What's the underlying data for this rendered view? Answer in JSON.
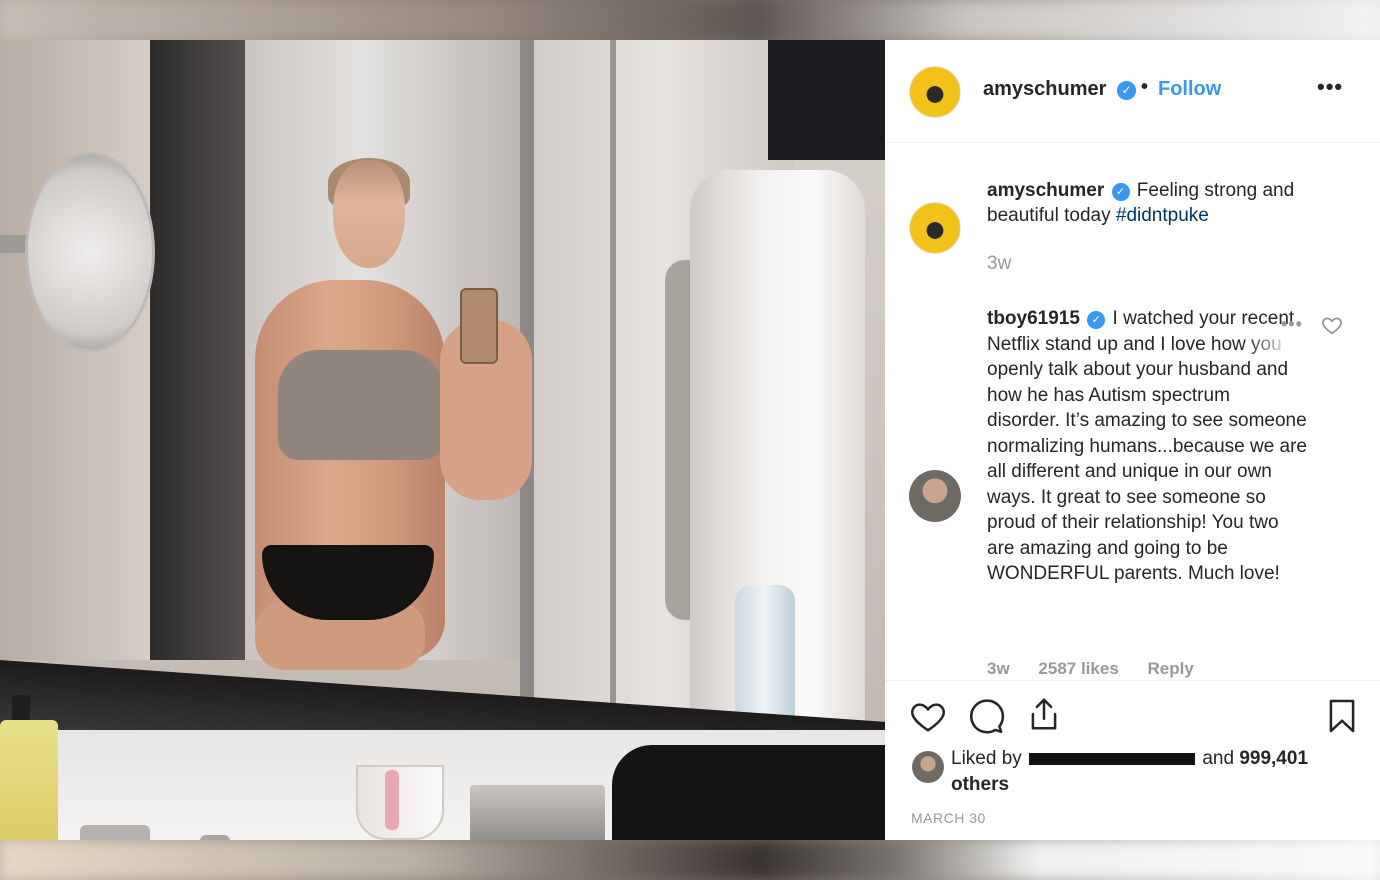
{
  "post": {
    "author": "amyschumer",
    "follow_label": "Follow",
    "separator": "•",
    "more_label": "•••",
    "verified_mark": "✓"
  },
  "caption": {
    "username": "amyschumer",
    "text": "Feeling strong and beautiful today",
    "hashtag": "#didntpuke",
    "time": "3w"
  },
  "comment": {
    "username": "tboy61915",
    "text": "I watched your recent Netflix stand up and I love how you openly talk about your husband and how he has Autism spectrum disorder. It’s amazing to see someone normalizing humans...because we are all different and unique in our own ways. It great to see someone so proud of their relationship! You two are amazing and going to be WONDERFUL parents. Much love!",
    "time": "3w",
    "likes": "2587 likes",
    "reply": "Reply",
    "more_label": "•••"
  },
  "likes": {
    "prefix": "Liked by",
    "joiner": "and",
    "count": "999,401 others"
  },
  "date": "MARCH 30",
  "icons": [
    "heart-icon",
    "comment-icon",
    "share-icon",
    "bookmark-icon",
    "verified-icon",
    "more-icon"
  ],
  "colors": {
    "link_blue": "#3897f0",
    "hashtag": "#003569",
    "muted": "#999999",
    "text": "#262626"
  }
}
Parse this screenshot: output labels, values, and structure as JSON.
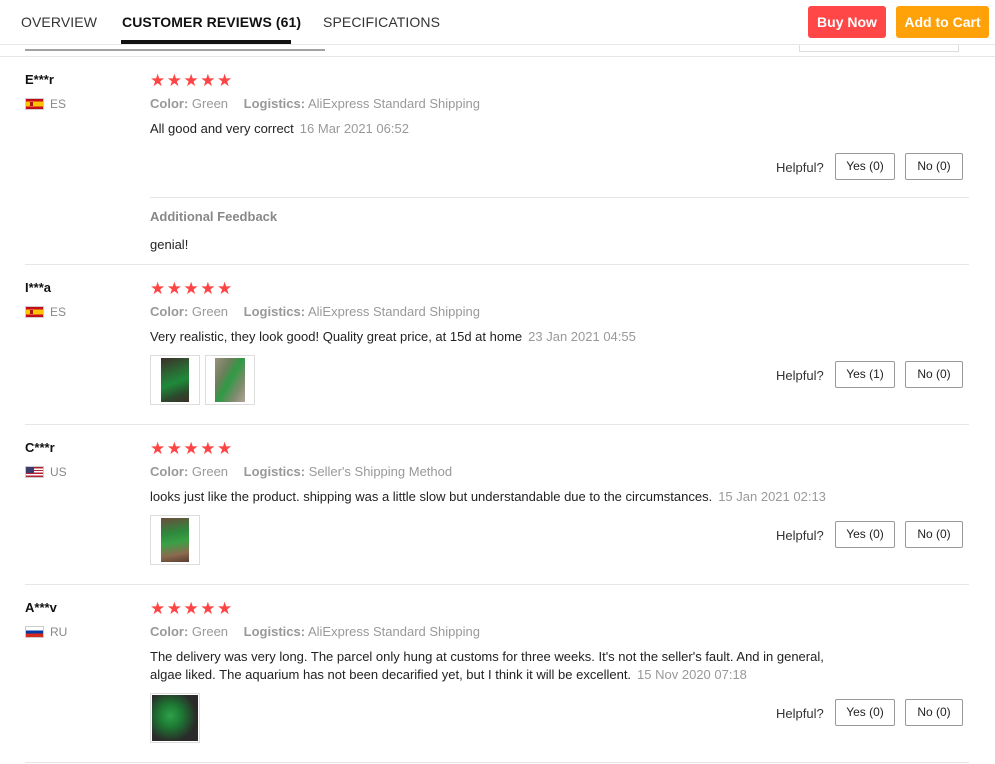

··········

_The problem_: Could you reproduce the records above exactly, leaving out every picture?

_Written response_:
What's the underlying data for this rendered view? Answer in JSON.
{
  "post": {
    "author": "amyschumer",
    "follow_label": "Follow",
    "separator": "•",
    "more_label": "•••",
    "verified_mark": "✓"
  },
  "caption": {
    "username": "amyschumer",
    "text": "Feeling strong and beautiful today",
    "hashtag": "#didntpuke",
    "time": "3w"
  },
  "comment": {
    "username": "tboy61915",
    "text": "I watched your recent Netflix stand up and I love how you openly talk about your husband and how he has Autism spectrum disorder. It’s amazing to see someone normalizing humans...because we are all different and unique in our own ways. It great to see someone so proud of their relationship! You two are amazing and going to be WONDERFUL parents. Much love!",
    "time": "3w",
    "likes": "2587 likes",
    "reply": "Reply",
    "more_label": "•••"
  },
  "likes": {
    "prefix": "Liked by",
    "joiner": "and",
    "count": "999,401 others"
  },
  "date": "MARCH 30",
  "icons": [
    "heart-icon",
    "comment-icon",
    "share-icon",
    "bookmark-icon",
    "verified-icon",
    "more-icon"
  ],
  "colors": {
    "link_blue": "#3897f0",
    "hashtag": "#003569",
    "muted": "#999999",
    "text": "#262626"
  }
}
Parse this screenshot: output labels, values, and structure as JSON.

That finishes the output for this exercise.